Task description =>
Scan the records for the string "true"; copy each line where it occurs.

App and web page records:
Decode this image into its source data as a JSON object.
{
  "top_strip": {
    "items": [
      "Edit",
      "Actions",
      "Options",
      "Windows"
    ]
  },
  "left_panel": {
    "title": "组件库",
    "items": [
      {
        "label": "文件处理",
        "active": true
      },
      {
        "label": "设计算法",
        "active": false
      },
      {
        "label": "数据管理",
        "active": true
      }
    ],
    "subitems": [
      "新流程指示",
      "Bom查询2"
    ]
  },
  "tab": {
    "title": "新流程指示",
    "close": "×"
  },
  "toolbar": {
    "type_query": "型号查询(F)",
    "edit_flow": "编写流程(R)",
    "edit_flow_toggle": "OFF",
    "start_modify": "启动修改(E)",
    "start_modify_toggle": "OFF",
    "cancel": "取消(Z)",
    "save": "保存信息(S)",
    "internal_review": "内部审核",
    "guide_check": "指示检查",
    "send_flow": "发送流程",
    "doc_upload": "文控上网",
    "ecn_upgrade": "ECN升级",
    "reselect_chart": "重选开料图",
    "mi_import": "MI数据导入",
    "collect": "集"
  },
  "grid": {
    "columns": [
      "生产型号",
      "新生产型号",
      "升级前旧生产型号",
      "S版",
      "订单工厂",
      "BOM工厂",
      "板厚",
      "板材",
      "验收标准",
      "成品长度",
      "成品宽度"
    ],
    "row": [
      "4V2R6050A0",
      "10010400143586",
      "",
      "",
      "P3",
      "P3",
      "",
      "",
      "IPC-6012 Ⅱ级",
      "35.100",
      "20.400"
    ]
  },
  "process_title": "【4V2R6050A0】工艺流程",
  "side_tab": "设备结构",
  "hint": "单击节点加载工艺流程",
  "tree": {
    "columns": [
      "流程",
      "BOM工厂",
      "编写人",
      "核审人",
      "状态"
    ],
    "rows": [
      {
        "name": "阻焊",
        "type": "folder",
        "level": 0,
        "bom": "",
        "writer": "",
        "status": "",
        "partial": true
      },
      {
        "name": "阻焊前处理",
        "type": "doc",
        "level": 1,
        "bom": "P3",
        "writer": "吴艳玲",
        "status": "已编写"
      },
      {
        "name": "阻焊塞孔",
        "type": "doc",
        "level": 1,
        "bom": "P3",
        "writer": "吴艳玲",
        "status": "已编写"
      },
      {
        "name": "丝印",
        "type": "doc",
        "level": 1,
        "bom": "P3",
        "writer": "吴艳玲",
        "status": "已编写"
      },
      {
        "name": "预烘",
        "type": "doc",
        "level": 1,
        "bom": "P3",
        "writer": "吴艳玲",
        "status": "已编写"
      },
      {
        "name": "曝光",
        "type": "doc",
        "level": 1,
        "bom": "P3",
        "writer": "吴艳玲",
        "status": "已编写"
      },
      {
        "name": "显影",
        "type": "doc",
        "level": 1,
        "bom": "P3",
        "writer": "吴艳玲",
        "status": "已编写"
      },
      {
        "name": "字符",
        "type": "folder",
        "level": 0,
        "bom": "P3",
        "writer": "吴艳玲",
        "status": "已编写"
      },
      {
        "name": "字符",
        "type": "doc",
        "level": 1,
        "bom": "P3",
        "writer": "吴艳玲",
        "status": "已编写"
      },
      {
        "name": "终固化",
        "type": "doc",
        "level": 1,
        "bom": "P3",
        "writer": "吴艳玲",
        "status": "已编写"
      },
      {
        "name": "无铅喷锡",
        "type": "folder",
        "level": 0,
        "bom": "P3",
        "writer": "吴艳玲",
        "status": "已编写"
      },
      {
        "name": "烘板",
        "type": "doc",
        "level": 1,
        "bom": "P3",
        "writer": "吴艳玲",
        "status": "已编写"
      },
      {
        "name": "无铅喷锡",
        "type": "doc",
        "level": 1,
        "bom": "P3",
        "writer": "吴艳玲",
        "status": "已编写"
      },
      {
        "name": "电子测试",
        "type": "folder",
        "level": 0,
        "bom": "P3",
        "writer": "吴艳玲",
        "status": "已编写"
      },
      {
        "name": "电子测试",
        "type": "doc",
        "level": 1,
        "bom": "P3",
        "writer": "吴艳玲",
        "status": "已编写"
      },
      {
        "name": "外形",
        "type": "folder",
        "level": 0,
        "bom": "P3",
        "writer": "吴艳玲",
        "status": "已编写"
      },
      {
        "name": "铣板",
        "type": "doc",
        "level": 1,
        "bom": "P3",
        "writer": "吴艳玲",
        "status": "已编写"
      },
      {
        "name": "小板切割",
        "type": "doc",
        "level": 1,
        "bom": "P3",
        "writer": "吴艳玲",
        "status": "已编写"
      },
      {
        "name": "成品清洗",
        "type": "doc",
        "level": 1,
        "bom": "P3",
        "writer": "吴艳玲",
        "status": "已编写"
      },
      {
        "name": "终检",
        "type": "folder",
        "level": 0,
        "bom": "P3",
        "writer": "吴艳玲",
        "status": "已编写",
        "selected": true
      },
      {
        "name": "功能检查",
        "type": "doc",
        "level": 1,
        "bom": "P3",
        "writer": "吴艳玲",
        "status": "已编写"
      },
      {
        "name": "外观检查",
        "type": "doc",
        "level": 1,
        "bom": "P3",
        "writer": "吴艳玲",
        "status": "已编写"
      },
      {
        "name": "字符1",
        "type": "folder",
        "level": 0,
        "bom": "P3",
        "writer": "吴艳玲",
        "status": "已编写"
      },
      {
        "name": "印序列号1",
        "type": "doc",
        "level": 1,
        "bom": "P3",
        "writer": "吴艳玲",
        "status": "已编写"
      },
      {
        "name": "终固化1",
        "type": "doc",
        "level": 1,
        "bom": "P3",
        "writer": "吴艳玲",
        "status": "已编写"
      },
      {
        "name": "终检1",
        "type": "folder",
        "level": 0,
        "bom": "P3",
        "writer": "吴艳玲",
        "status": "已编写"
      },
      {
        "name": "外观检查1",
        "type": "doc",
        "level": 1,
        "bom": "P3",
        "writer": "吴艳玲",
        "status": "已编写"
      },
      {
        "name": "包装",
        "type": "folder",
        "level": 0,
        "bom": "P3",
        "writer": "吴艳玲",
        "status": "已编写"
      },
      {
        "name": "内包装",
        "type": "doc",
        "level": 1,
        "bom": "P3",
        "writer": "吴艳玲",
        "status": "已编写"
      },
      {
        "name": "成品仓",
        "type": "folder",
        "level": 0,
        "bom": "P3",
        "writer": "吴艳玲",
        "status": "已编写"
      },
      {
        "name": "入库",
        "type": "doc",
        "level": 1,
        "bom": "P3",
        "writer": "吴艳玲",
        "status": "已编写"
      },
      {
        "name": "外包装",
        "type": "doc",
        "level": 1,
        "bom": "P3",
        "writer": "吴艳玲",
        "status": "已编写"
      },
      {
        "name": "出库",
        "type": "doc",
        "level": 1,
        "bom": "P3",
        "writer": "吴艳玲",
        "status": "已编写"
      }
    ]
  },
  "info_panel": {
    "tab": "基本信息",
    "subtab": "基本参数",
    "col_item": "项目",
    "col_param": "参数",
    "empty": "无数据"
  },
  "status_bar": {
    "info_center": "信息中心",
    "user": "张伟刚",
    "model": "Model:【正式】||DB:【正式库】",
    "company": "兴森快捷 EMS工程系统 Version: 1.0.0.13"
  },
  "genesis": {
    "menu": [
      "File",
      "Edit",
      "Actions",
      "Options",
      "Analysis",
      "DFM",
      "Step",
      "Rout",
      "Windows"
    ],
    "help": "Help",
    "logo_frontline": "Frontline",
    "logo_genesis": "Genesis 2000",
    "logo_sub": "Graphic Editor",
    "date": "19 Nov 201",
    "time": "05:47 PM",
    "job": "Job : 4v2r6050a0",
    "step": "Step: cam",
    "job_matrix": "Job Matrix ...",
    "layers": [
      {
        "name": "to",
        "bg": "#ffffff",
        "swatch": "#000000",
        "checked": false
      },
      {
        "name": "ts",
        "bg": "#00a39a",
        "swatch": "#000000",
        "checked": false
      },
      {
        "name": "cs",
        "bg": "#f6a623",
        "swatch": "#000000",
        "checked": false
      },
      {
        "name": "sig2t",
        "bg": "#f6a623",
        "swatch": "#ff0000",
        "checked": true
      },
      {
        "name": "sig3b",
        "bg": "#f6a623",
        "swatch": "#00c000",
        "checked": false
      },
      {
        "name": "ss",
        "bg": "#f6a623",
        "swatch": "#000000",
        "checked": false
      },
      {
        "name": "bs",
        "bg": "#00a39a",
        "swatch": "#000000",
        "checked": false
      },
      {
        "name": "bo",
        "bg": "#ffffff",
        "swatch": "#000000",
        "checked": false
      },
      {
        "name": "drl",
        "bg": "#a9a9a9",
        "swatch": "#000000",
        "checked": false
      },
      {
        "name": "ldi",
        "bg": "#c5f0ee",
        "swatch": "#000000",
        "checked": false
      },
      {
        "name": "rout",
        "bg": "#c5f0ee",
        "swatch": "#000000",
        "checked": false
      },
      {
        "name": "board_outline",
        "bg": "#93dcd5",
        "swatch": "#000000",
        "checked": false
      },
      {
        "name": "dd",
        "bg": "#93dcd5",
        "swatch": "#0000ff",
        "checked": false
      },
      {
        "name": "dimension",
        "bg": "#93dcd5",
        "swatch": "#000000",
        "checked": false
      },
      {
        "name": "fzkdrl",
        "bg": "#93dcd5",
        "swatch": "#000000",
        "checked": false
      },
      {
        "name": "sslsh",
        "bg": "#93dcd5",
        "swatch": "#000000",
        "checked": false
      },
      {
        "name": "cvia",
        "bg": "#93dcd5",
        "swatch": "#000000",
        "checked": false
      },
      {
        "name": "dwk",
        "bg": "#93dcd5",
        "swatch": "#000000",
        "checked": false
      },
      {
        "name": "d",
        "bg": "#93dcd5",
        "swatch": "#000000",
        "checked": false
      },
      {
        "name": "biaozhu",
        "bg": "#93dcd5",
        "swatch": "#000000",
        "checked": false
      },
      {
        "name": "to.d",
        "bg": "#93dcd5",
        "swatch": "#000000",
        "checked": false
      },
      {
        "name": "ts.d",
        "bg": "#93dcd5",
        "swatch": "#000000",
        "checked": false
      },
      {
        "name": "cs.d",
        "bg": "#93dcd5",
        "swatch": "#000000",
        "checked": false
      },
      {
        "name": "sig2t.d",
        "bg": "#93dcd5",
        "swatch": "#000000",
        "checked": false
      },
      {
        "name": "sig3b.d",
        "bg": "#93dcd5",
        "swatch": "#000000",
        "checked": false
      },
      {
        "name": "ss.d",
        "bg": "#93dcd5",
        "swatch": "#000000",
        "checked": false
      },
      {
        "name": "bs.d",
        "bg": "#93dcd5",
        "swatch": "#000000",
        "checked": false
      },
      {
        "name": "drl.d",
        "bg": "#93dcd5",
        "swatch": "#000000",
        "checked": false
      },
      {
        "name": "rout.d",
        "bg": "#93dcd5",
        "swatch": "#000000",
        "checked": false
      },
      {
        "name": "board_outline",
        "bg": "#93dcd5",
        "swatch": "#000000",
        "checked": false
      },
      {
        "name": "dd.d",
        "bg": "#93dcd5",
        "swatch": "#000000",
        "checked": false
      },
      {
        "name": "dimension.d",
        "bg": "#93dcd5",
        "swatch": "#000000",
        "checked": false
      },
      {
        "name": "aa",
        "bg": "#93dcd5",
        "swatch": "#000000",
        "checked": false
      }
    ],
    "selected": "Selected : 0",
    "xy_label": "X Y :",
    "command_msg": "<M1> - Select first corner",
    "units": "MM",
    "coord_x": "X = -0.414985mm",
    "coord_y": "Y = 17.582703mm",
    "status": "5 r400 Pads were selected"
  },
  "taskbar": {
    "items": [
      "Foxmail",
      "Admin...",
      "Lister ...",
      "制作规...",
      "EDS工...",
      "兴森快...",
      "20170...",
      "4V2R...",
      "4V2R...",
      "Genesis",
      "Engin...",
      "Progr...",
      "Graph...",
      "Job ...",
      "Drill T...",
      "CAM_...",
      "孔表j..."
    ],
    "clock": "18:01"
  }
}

Task result =>
        "active": true
        "active": true
        "partial": true
        "selected": true
        "checked": true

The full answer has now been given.